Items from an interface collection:
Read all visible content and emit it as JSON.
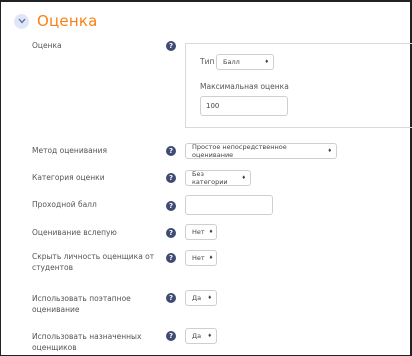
{
  "section": {
    "title": "Оценка"
  },
  "grade": {
    "label": "Оценка",
    "type_label": "Тип",
    "type_value": "Балл",
    "max_label": "Максимальная оценка",
    "max_value": "100"
  },
  "grading_method": {
    "label": "Метод оценивания",
    "value": "Простое непосредственное оценивание"
  },
  "grade_category": {
    "label": "Категория оценки",
    "value": "Без категории"
  },
  "pass_grade": {
    "label": "Проходной балл",
    "value": ""
  },
  "blind_marking": {
    "label": "Оценивание вслепую",
    "value": "Нет"
  },
  "hide_grader": {
    "label": "Скрыть личность оценщика от студентов",
    "value": "Нет"
  },
  "marking_workflow": {
    "label": "Использовать поэтапное оценивание",
    "value": "Да"
  },
  "marking_allocation": {
    "label": "Использовать назначенных оценщиков",
    "value": "Да"
  },
  "help_glyph": "?",
  "colors": {
    "accent": "#f98012",
    "help_icon": "#3f4b73"
  }
}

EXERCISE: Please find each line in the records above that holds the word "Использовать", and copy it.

RESPONSE BELOW:
    "label": "Использовать поэтапное оценивание",
    "label": "Использовать назначенных оценщиков",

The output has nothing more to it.